  • http://www.topdslrcameras.yakosi.com/ Kamaeni

    How many I pay for Advertise

  • http://www.graciousstore.com Nina

    I’m glad Bing’s campaign is yielding positive results. At it makes users aware that they may not be getting the best search results from Google so they can use another search engine and then compare their results

  • Fran

    I find what Google has done to product search to be deceitful. I have switched my default searches to Bing and make sure all my friends are aware of what Google has done. Almost everyone I tell is not happy and also change to another search engine.

  • Guy

    google want all money of the world!!! Don’t be scroogled!

    • Cynical17

      Google and Bing are both businesses, and business is about money. However the ethics of Google’s recent change in its Safe Search has dramatically limited and distorted the results one can receive regardless of any degree of specific search terms.

      My switch to Bing is about accurate and complete information. I am not naive in thinking Bing is idealistically motivated. (Microsoft does not enjoy the best reputation…) But the results I get are better, by far.

      Competition is a good thing in the business world. Perhaps this situation will sitmulate some young thinking innovator to come up with something even better.

  • awesomesauce

    BING SUCKS!!!!!!!!!


  • No to Scroogle
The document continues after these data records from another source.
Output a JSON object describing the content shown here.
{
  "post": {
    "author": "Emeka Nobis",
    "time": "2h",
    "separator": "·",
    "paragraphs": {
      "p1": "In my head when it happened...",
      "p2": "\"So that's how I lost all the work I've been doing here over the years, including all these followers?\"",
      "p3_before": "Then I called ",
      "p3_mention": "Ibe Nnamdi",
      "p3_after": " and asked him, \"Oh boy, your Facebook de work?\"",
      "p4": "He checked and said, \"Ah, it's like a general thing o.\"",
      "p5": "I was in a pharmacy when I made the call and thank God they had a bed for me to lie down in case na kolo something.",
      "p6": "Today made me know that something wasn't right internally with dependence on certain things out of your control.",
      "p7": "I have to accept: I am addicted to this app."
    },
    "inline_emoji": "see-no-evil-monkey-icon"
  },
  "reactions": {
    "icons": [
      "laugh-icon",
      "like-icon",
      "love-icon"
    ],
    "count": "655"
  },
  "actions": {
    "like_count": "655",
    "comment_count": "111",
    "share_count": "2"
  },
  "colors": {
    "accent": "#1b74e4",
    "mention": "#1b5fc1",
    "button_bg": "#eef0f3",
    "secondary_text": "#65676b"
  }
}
    I recently switched my search engine from Google to Bing. It looks interesting so far.
    What made me switch is that too many times my search results showed irrelevant stuff (from marketers) or included stuff I searched for a while ago (that I didn’t want to find again). Google’s technology is going down hill….. and I couldn’t stand having to redo my searches every time, or having to clear my search history each time. BYEBYE GOOGLE.